1 Media sound bites around the world 2 Sheikh Ahmed with his top management team
traffic from and to the country. The new airline will be a separate entity and will not be part of the Emirates Group, although Emirates will assist up to the inaugural flight. Despite the long-term forecast of a decrease in the number of passengers travelling in First and Business Class, I am happy to report that Emirates once again bucked the trend and boosted our seat factor in the forward cabins. I believe the threat of an economic downturn will be offset for Emirates by the boom in the Middle East, especially the thriving travel industry of tourism and commerce. Running a company is always a collaboration between the management, staff, shareholders and customers. For an innovative airline like Emirates, the customer has always played a major role in our development. For example, the enthusiastic welcome for the inflight entertainment system we introduced in all classes in 1992 is the reason we have invested many millions in its subsequent development for it to become the world’s finest with 1,000 channels of movies, music and games. The surprising high usage of the in-seat telephone persuaded us to invest much time and money so that we could introduce mobile telephones this year. The e-mail facilities on board and the BBC News are a response to our business travellers needing to be in touch, while the private suites in First Class, the lie-flat beds in Business Class and the crew rest quarters reflect the new long-haul flights we are introducing, linking Dubai with cities considered once too remote to serve with non-stop flights from the Middle East, like São Paulo and Houston. Our continued opening of new executive lounges, now at 18 airports around the world, again reflects the feedback from our customers who wanted their very own Emirates’ facility on the ground to reflect the service we offer in the air. This year we’ve added massage chairs and are starting to introduce spas – again as a result of our monitoring of passengers’ wishes. Dnata will be 50 years old during the current financial year, but it has constantly re-invigorated and modernised its products and strategies, and now enters another phase in its development as it expands into overseas markets.

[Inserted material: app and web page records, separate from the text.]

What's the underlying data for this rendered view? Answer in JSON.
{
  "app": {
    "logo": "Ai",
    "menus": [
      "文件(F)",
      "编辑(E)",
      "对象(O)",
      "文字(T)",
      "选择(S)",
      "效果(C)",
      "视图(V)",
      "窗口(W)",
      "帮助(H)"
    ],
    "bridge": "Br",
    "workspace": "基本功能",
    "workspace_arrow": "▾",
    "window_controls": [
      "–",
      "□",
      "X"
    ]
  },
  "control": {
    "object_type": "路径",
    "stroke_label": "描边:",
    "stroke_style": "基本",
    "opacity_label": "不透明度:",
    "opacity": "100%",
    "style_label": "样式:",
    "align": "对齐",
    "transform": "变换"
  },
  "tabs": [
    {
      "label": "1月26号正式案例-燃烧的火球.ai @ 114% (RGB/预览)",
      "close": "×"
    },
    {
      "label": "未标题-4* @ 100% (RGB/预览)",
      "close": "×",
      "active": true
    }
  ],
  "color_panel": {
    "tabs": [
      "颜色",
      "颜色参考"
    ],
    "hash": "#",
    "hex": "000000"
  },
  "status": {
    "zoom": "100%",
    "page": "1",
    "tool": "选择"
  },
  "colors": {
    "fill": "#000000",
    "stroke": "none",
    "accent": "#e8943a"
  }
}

I am proud of the way Dnata and Emirates Airport Services have met the challenge over the past year of helping to keep the world’s fastest growing airport running smoothly as we built a new terminal and concourse. Travelling around the world offers me the privilege of meeting many government, municipality, tourism and trade officials, as well as other consumers. Together with the rest of my management, we listen to their requests and evaluate their markets – that’s why I believe our tailor-made service is responding to the desires of our passenger and cargo customers, and by doing so, of course, we can also provide a reasonable dividend return to our shareholder. Last but not the least, I would like to pay a sincere tribute to my outstanding multinational staff who have once again proved to be our most important asset.
Ahmed bin Saeed Al-Maktoum
Tree planting at Wolgan Valley Resort & Spa, Australia (see page 20)